Robert O’Neill

Robert O’Neill was the Intelligence Officer of the 5th Battalion, Royal Australian Regiment, for much of its first tour in Vietnam, 1966–67. He later became a strategic analyst and historian of war, serving as Head of the Strategic and Defence Studies Centre, ANU, 1971–82; Director of the International Institute for Strategic Studies, London, 1982–87; and Chichele Professor of the History of War, Oxford University, 1987–2001. He was also the Australian Official Historian for the Korean War, 1970–82, and Chairman of Trustees of the Imperial War Museum, London, 1998–2001.

Vietnam Vanguard »

The Fifth Battalion's Approach to Counter-Insurgency, 1966

The Vietnam War, and Australia’s part in it, was a major military event, calling for willingness to face death and destruction on the battlefield on the part of those sent there, especially the men of our infantry battalions who formed the spearhead of our forces in Vietnam. For many reasons, the Australian public know relatively little about what our Army did in Vietnam during the war, particularly during the years of our peak commitment, 1965–72. This book attempts to make the true nature of the war clearer to readers, emphasising how hard fought it was during major operations. Twenty-seven of the contributing authors of this book were involved in the 1966 deployment of the 1st Australian Task Force into Phuoc Tuy Province. This formation was the first Australian Army force larger than an infantry battalion group to be deployed into a major war since World War II. 5th Battalion, the Royal Australian Regiment, was in the vanguard as the task force’s first element committed to operations to seize and occupy Nui Dat base and embark on establishing dominance over the enemy. The narratives presented in this book give rare insights into thoughts of the soldiers at the time and how they have come to view the Australian Government’s hurried expansion of its initial commitment to that war, the Army’s state of preparedness for that wider involvement, and how those in its forefront adapted to get the job done, both in and out of operations, despite numerous shortcomings in higher level planning.

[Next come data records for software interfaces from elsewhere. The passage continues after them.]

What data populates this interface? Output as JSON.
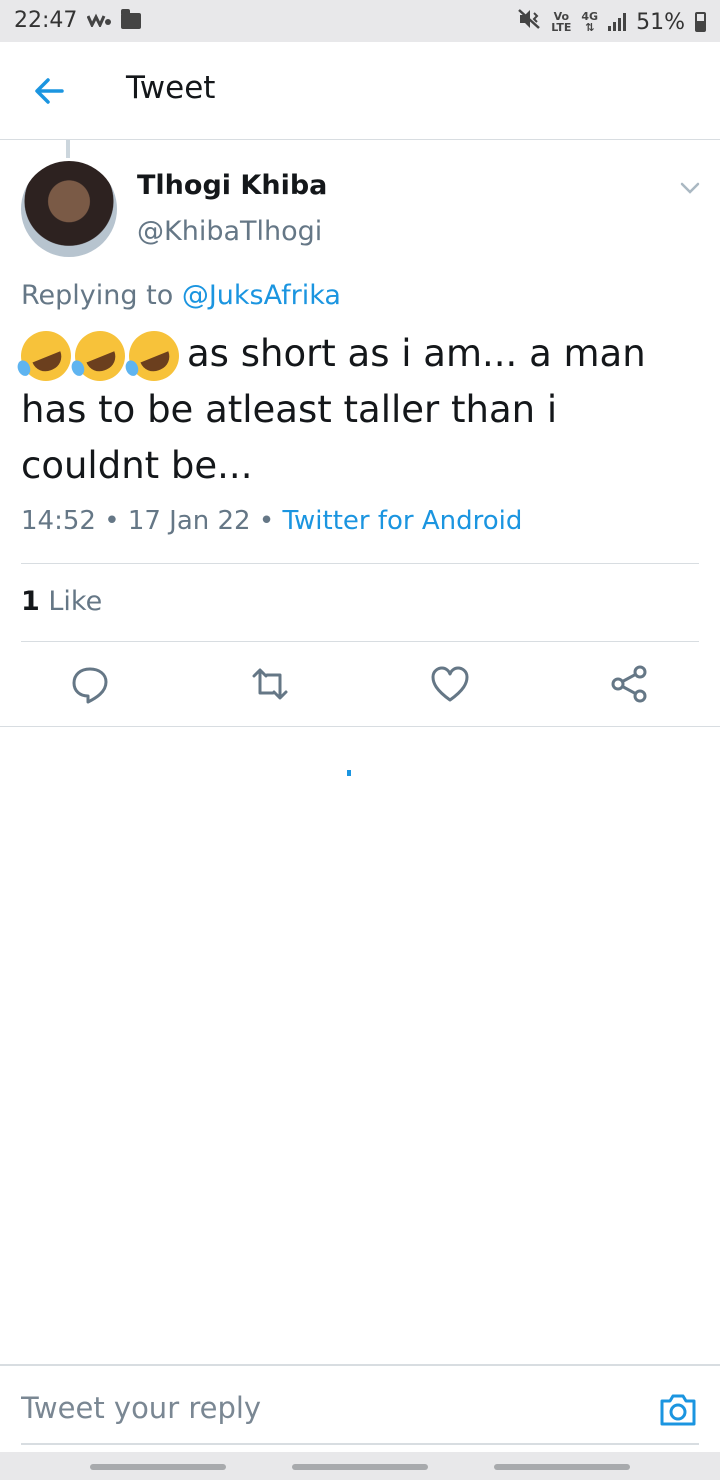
{
  "status_bar": {
    "time": "22:47",
    "battery": "51%",
    "network_top": "Vo",
    "network_bottom": "LTE",
    "signal_type": "4G"
  },
  "header": {
    "title": "Tweet"
  },
  "tweet": {
    "author_name": "Tlhogi Khiba",
    "author_handle": "@KhibaTlhogi",
    "replying_prefix": "Replying to",
    "replying_to": "@JuksAfrika",
    "text": "as short as i am... a man has to be atleast taller than i couldnt be...",
    "emoji_count": 3,
    "time": "14:52",
    "date": "17 Jan 22",
    "separator": "•",
    "source": "Twitter for Android",
    "like_count": "1",
    "like_label": "Like"
  },
  "composer": {
    "placeholder": "Tweet your reply"
  },
  "colors": {
    "accent": "#1b95e0",
    "secondary_text": "#657786",
    "divider": "#d8dde1"
  }
}
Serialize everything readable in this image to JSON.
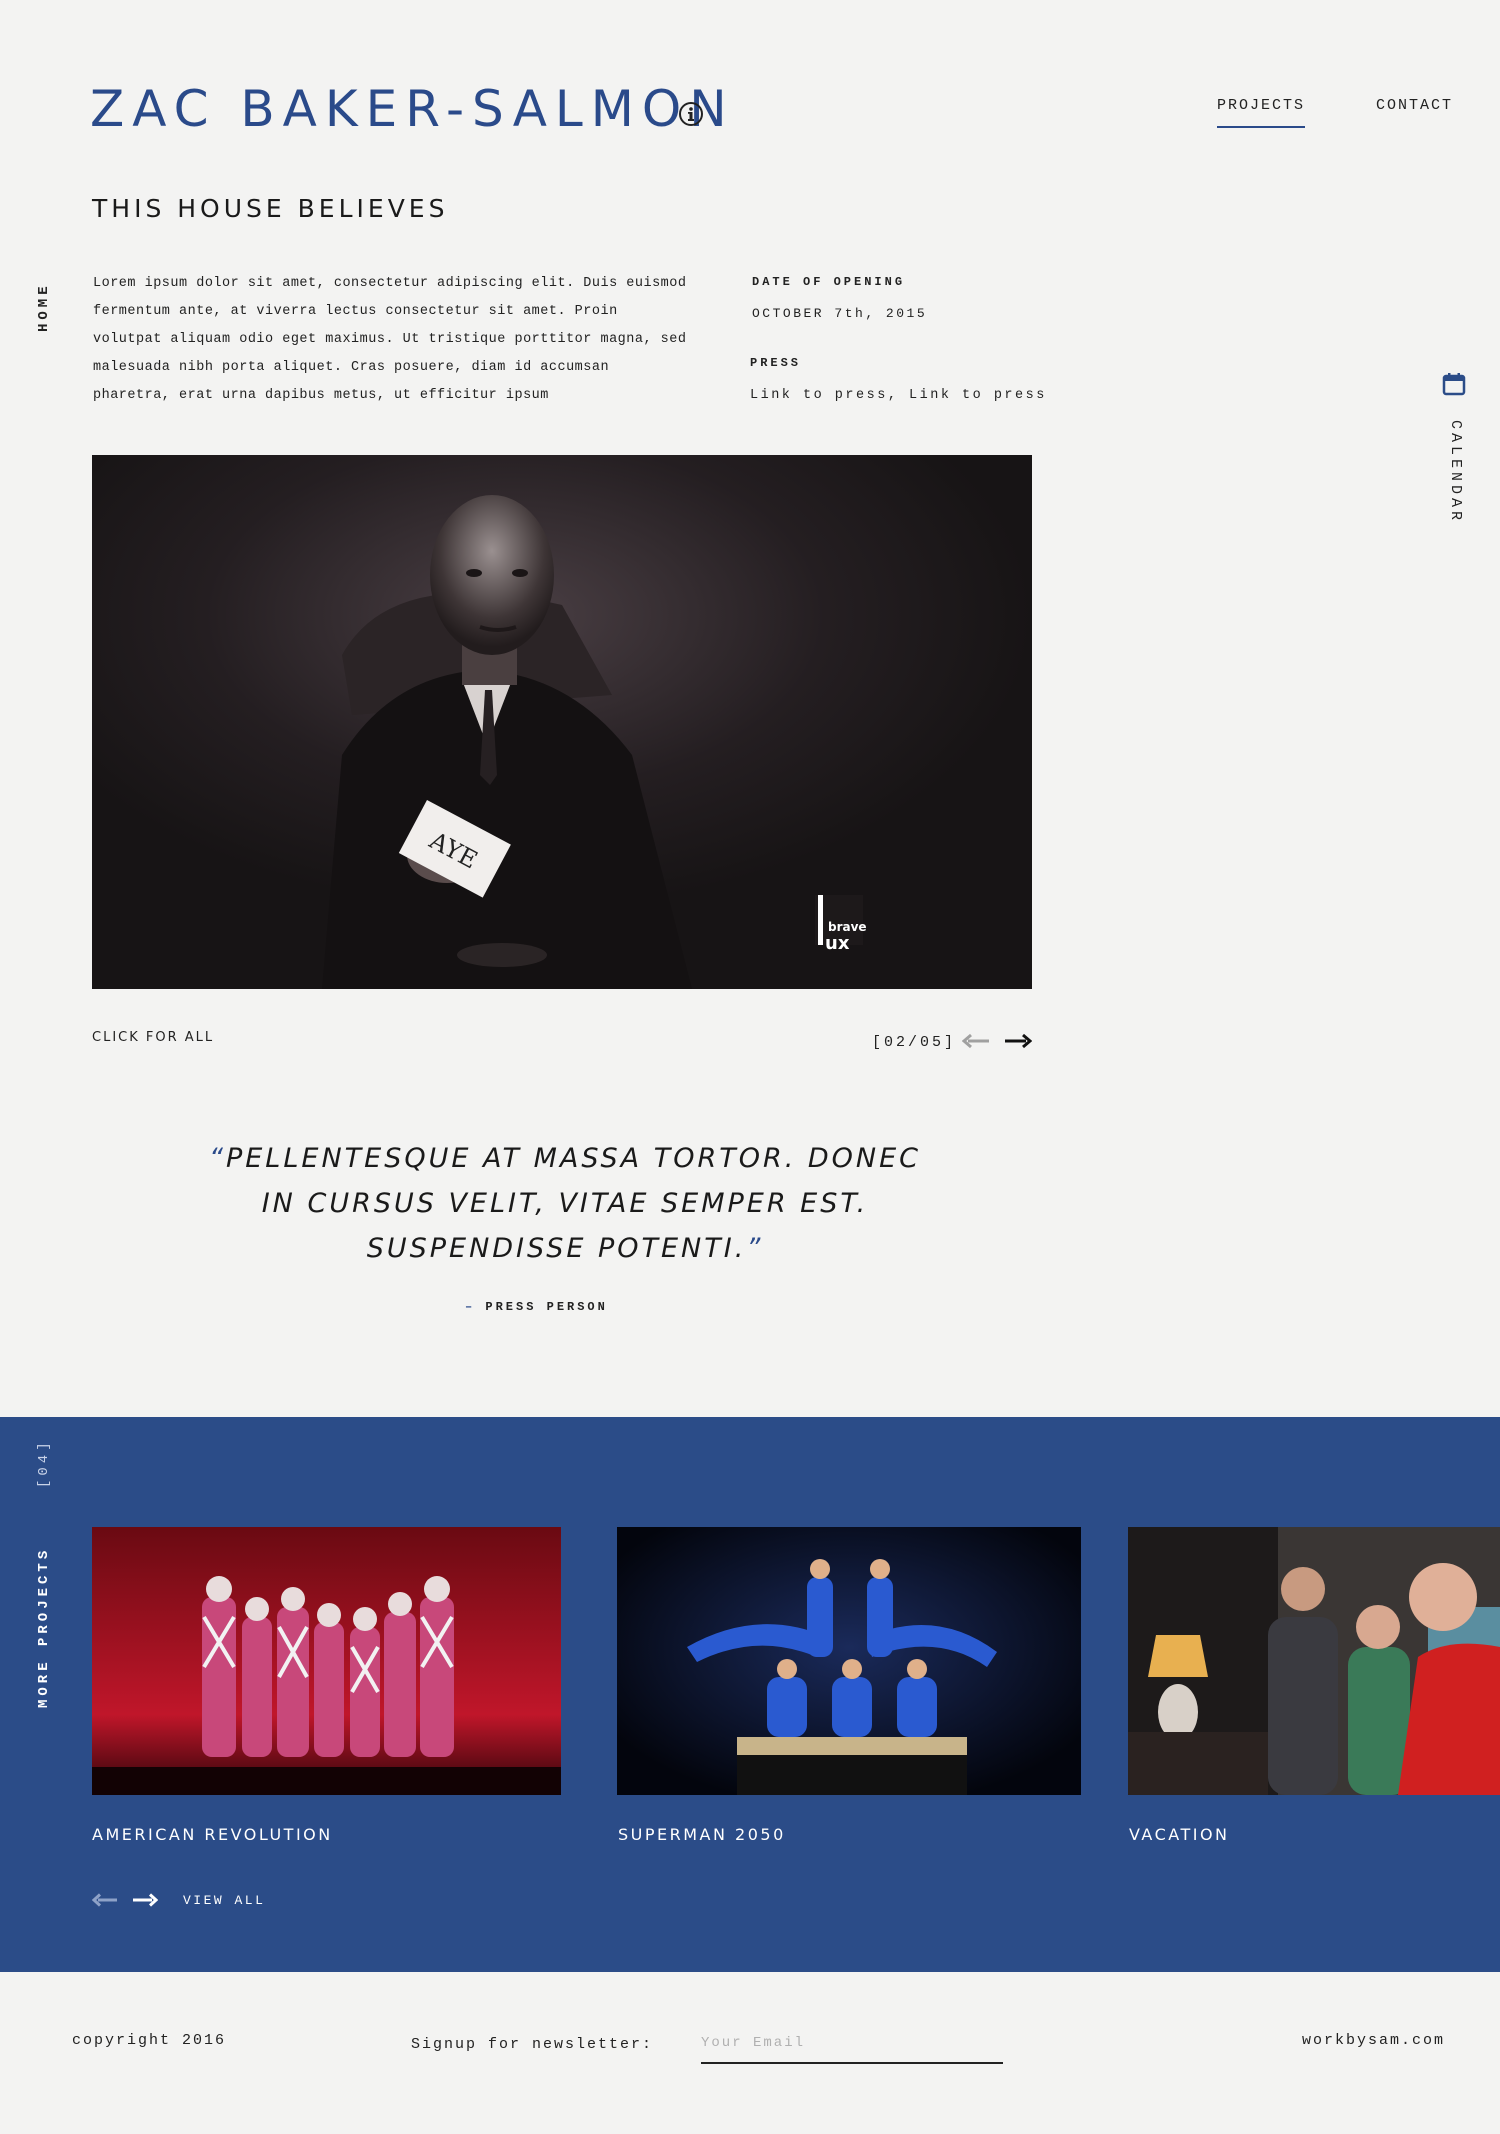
{
  "header": {
    "site_title": "ZAC BAKER-SALMON",
    "nav": [
      {
        "label": "PROJECTS",
        "active": true
      },
      {
        "label": "CONTACT",
        "active": false
      }
    ]
  },
  "side": {
    "home_label": "HOME",
    "calendar_label": "CALENDAR"
  },
  "project": {
    "title": "THIS HOUSE BELIEVES",
    "description": "Lorem ipsum dolor sit amet, consectetur adipiscing elit. Duis euismod fermentum ante, at viverra lectus consectetur sit amet. Proin volutpat aliquam odio eget maximus. Ut tristique porttitor magna, sed malesuada nibh porta aliquet. Cras posuere, diam id accumsan pharetra, erat urna dapibus metus, ut efficitur ipsum",
    "date_heading": "DATE OF OPENING",
    "date_value": "OCTOBER 7th, 2015",
    "press_heading": "PRESS",
    "press_links": "Link to press, Link to press"
  },
  "gallery": {
    "hero_card_text": "AYE",
    "hero_logo_text": "brave lux",
    "click_all": "CLICK FOR ALL",
    "counter": "[02/05]"
  },
  "quote": {
    "open_mark": "“",
    "text": "PELLENTESQUE AT MASSA TORTOR. DONEC IN CURSUS VELIT, VITAE SEMPER EST. SUSPENDISSE POTENTI.",
    "close_mark": "”",
    "dash": "–",
    "attribution": "PRESS PERSON"
  },
  "more_projects": {
    "label": "MORE PROJECTS",
    "count": "[04]",
    "items": [
      {
        "title": "AMERICAN REVOLUTION"
      },
      {
        "title": "SUPERMAN 2050"
      },
      {
        "title": "VACATION"
      }
    ],
    "view_all": "VIEW ALL"
  },
  "footer": {
    "copyright": "copyright 2016",
    "newsletter_label": "Signup for newsletter:",
    "email_placeholder": "Your Email",
    "site_link": "workbysam.com"
  },
  "colors": {
    "accent": "#2b4c88",
    "background": "#f3f3f2",
    "text": "#1a1a1a"
  },
  "icons": [
    "info-icon",
    "calendar-icon",
    "arrow-left-icon",
    "arrow-right-icon"
  ]
}
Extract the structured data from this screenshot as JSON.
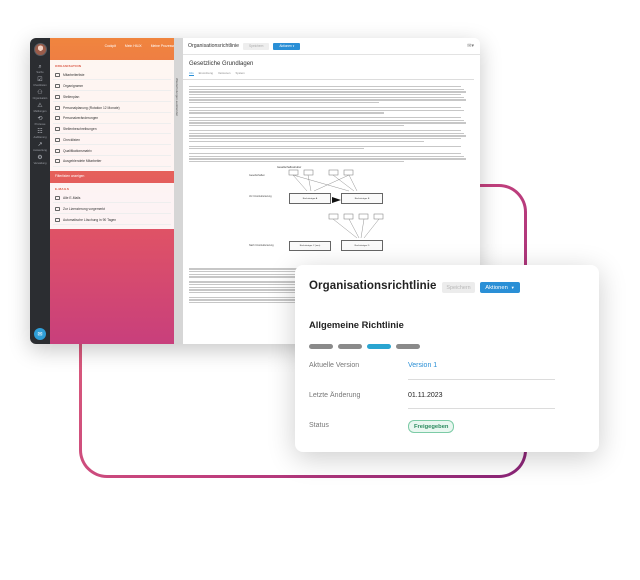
{
  "colors": {
    "accent_blue": "#2a8fd6",
    "step_active": "#2aa5d1",
    "badge_green": "#2b8a5e",
    "nav_orange": "#f0853e",
    "nav_pink": "#c83f7c"
  },
  "rail": {
    "items": [
      {
        "icon": "search-icon",
        "glyph": "⌕",
        "label": "Suche"
      },
      {
        "icon": "checklist-icon",
        "glyph": "☑",
        "label": "Checklisten"
      },
      {
        "icon": "organization-icon",
        "glyph": "⚇",
        "label": "Organisation"
      },
      {
        "icon": "warning-icon",
        "glyph": "⚠",
        "label": "Meldungen"
      },
      {
        "icon": "process-icon",
        "glyph": "⟲",
        "label": "Prozesse"
      },
      {
        "icon": "audit-icon",
        "glyph": "☷",
        "label": "Auditierung"
      },
      {
        "icon": "chart-icon",
        "glyph": "↗",
        "label": "Auswertung"
      },
      {
        "icon": "gear-icon",
        "glyph": "⚙",
        "label": "Verwaltung"
      }
    ]
  },
  "nav": {
    "top_links": [
      "Cockpit",
      "Mein HILIX",
      "Meine Prozesse"
    ],
    "section1_title": "ORGANISATION",
    "section1_items": [
      "Mitarbeiterliste",
      "Organigramm",
      "Stellenplan",
      "Personalplanung (Rotation 12 Monate)",
      "Personalveränderungen",
      "Stellenbeschreibungen",
      "Checklisten",
      "Qualifikationsmatrix",
      "Ausgeblendete Mitarbeiter"
    ],
    "section1_link": "Filterlisten anzeigen",
    "section2_title": "E-MAILS",
    "section2_items": [
      "Alle E-Mails",
      "Zur Lizenzierung vorgemerkt",
      "Automatische Löschung in 90 Tagen"
    ],
    "handle_label": "Wiederholungen ausblenden"
  },
  "doc": {
    "title": "Organisationsrichtlinie",
    "save_label": "Speichern",
    "actions_label": "Aktionen",
    "heading": "Gesetzliche Grundlagen",
    "tabs": [
      "Info",
      "Einordnung",
      "Versionen",
      "System"
    ],
    "diagram": {
      "title": "Gesellschaftsstruktur",
      "label_top": "Gesellschaften",
      "label_mid": "Vor Umstrukturierung",
      "label_bot": "Nach Umstrukturierung",
      "box_a": "Rechtsträger A",
      "box_b": "Rechtsträger B",
      "box_c": "Rechtsträger C (neu)",
      "box_d": "Rechtsträger D"
    }
  },
  "card": {
    "title": "Organisationsrichtlinie",
    "save_label": "Speichern",
    "actions_label": "Aktionen",
    "subtitle": "Allgemeine Richtlinie",
    "steps_active_index": 2,
    "rows": [
      {
        "label": "Aktuelle Version",
        "value": "Version 1"
      },
      {
        "label": "Letzte Änderung",
        "value": "01.11.2023"
      },
      {
        "label": "Status",
        "value": "Freigegeben"
      }
    ]
  }
}
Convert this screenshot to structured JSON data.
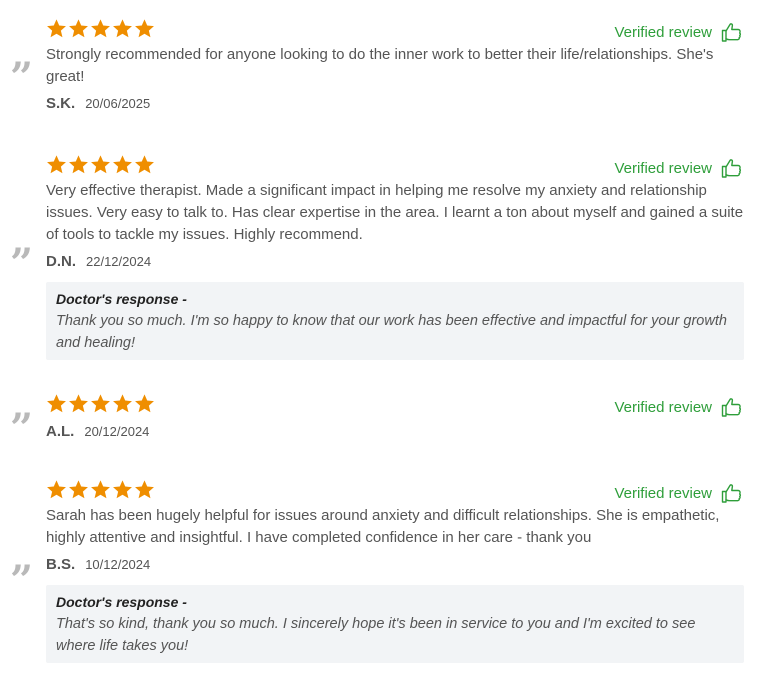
{
  "verified_label": "Verified review",
  "colors": {
    "star": "#ef8e00",
    "verified": "#2e9e3a",
    "response_bg": "#f2f4f6",
    "quote": "#b9b9b9"
  },
  "reviews": [
    {
      "rating": 5,
      "text": "Strongly recommended for anyone looking to do the inner work to better their life/relationships. She's great!",
      "initials": "S.K.",
      "date": "20/06/2025"
    },
    {
      "rating": 5,
      "text": "Very effective therapist. Made a significant impact in helping me resolve my anxiety and relationship issues. Very easy to talk to. Has clear expertise in the area. I learnt a ton about myself and gained a suite of tools to tackle my issues. Highly recommend.",
      "initials": "D.N.",
      "date": "22/12/2024",
      "response": {
        "title": "Doctor's response -",
        "text": "Thank you so much. I'm so happy to know that our work has been effective and impactful for your growth and healing!"
      }
    },
    {
      "rating": 5,
      "text": "",
      "initials": "A.L.",
      "date": "20/12/2024"
    },
    {
      "rating": 5,
      "text": "Sarah has been hugely helpful for issues around anxiety and difficult relationships. She is empathetic, highly attentive and insightful. I have completed confidence in her care - thank you",
      "initials": "B.S.",
      "date": "10/12/2024",
      "response": {
        "title": "Doctor's response -",
        "text": "That's so kind, thank you so much. I sincerely hope it's been in service to you and I'm excited to see where life takes you!"
      }
    }
  ]
}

Both professional soldiers and conscripted National Servicemen have contributed viewpoints to these pages.